MusAct Conference, Helsinki, 2023

By Sam Coley on May 15th, 2023

In May ‘23 the University of Helsinki held their first ‘Music, Research, and Activism’ conference, which brought together a range of researchers and practitioners engaged in activism around music. This three-day conference explored “the wide spectrum of music research that is committed to social and environmental justice, anti-oppression, and social change” and considered opportunities for combining academic work with activism. Keynote presentations included talks from the ecomusicology and sustainability researcher Aaron S. Allen, Chicana artivista, musician and feminist music theorist Martha Gonzalez, and feminist writer and social critic Minna Salami.

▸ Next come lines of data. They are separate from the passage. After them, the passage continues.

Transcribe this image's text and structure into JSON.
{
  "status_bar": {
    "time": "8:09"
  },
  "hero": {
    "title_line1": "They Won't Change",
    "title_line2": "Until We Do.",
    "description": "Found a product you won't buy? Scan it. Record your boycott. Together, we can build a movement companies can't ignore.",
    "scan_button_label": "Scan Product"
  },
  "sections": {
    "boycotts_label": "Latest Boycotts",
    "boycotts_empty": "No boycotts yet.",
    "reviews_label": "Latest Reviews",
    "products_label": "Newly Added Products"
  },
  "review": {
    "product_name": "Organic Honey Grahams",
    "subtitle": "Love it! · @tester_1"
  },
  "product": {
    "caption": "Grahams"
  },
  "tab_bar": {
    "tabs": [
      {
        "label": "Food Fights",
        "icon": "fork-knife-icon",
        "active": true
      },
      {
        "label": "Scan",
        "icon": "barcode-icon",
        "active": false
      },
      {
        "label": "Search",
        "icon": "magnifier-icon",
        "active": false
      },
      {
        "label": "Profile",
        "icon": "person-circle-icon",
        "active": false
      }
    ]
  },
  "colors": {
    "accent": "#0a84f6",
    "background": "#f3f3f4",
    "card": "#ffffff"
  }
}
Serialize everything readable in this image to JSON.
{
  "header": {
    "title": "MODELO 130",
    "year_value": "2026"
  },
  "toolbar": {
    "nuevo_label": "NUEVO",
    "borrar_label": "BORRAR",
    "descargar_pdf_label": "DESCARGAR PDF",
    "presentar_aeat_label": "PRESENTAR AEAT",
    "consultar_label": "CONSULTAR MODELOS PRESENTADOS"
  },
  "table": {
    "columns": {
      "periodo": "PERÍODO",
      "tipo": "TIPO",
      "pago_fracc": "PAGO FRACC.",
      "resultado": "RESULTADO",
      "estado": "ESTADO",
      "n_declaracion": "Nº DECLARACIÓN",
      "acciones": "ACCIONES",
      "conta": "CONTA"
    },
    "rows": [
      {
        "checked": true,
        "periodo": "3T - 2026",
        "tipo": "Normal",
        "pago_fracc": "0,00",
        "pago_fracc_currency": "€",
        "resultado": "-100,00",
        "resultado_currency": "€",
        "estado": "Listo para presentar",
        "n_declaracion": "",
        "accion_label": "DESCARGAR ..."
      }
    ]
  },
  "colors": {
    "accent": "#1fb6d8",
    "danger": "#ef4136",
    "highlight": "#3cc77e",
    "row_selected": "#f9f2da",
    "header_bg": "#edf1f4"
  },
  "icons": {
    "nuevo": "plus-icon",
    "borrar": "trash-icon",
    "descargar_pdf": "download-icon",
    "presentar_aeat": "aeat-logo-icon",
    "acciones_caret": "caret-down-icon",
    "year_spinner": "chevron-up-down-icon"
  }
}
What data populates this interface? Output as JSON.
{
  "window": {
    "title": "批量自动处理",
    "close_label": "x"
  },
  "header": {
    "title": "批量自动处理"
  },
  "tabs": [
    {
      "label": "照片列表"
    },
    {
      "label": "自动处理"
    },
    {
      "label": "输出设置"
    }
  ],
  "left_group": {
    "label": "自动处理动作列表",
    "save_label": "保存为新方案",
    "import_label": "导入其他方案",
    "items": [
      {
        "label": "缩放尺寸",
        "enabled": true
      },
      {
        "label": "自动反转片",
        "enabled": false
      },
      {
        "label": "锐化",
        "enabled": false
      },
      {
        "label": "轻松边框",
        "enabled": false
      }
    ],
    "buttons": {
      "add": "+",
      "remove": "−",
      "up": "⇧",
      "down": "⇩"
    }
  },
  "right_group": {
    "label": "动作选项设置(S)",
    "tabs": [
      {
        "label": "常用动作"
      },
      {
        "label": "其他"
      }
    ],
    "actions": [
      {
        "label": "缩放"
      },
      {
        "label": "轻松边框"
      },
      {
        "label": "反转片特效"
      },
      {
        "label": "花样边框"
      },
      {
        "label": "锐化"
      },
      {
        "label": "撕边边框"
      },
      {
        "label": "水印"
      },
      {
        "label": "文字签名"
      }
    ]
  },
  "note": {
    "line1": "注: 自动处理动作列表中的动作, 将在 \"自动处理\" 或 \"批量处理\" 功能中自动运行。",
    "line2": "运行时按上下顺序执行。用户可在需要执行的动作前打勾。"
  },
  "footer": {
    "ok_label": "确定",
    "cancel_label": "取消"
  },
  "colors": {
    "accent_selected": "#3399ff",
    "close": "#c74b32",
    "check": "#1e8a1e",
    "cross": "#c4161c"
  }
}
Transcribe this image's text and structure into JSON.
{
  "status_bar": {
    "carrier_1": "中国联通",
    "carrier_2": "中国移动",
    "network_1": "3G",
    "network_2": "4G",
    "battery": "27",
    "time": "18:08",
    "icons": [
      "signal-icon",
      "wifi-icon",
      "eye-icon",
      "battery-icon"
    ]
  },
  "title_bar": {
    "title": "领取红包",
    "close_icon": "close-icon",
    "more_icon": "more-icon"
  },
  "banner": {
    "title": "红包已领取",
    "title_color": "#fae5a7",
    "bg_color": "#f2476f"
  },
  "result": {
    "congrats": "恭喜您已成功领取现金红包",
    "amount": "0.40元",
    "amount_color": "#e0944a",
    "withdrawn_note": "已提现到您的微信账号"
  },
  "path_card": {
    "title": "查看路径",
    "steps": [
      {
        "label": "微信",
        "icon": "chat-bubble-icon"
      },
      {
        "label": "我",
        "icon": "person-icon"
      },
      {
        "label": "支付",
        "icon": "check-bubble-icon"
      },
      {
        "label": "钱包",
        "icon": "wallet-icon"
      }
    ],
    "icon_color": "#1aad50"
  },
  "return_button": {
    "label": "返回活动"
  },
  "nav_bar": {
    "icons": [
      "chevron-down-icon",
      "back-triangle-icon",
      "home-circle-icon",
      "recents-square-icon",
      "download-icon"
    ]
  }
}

My paper, ‘Ballade de la Désescalade: Profiling Graeme Allwright as Activist’ was presented on the opening day, during a session on ‘Resistance and Community Organisation’, chaired by Marita Buanes Djupvik. I spoke about my research into the life and music of New Zealand born folk singer Graeme Allwright (pictured above), who rose to fame in France as an adaptor of protest songs by Bob Dylan, Pete Seeger and Woody Guthrie, amongst others. Allwright’s work made the socialist themes of 50s, 60s American folk music accessible to French audiences and especially resonated with the ‘soixante-huitards’ who brought down the Gaullist regime in ‘68. My paper considered the distinctions between Allwright’s interpretations and the original works he translated, alongside assessments of his own protest related compositions. I outlined the various protest movements he was aligned to throughout his life and reflected on how these causes impacted on his musical output. Allwright’s repertoire was intensely humanist, anti-militarist, anti-nuclear, and anti-consumerism. Yet while he was well known in the 60s and 70s, I suggested that Allwright’s refusal to follow traditional artist/fan relationships led to his marginalisation in later life. My paper called for a reappraisal of Allwright’s position in the pantheon of ‘la chanson Francaise’, and as an influencer of French left-wing counterculture.

On the final day of the conference, I was delighted to chair a session which featured excellent papers from Aimée George (Surveillance and Strategy from contemporary South African women in jazz) and Melissa Arkley (“It’s metal as fuck to address these topics”: How women and non-binary extreme metal vocalists are using the conventions of extreme metal to do feminist activism).

My thanks to the organising and scholarly committee for all their work in arranging such an enjoyable conference, and to the Discipline of Musicology at the University of Helsinki, the Suoni Research Association, the Kone Foundation, and the Sibelius Academy of the University of the Arts Helsinki for their support.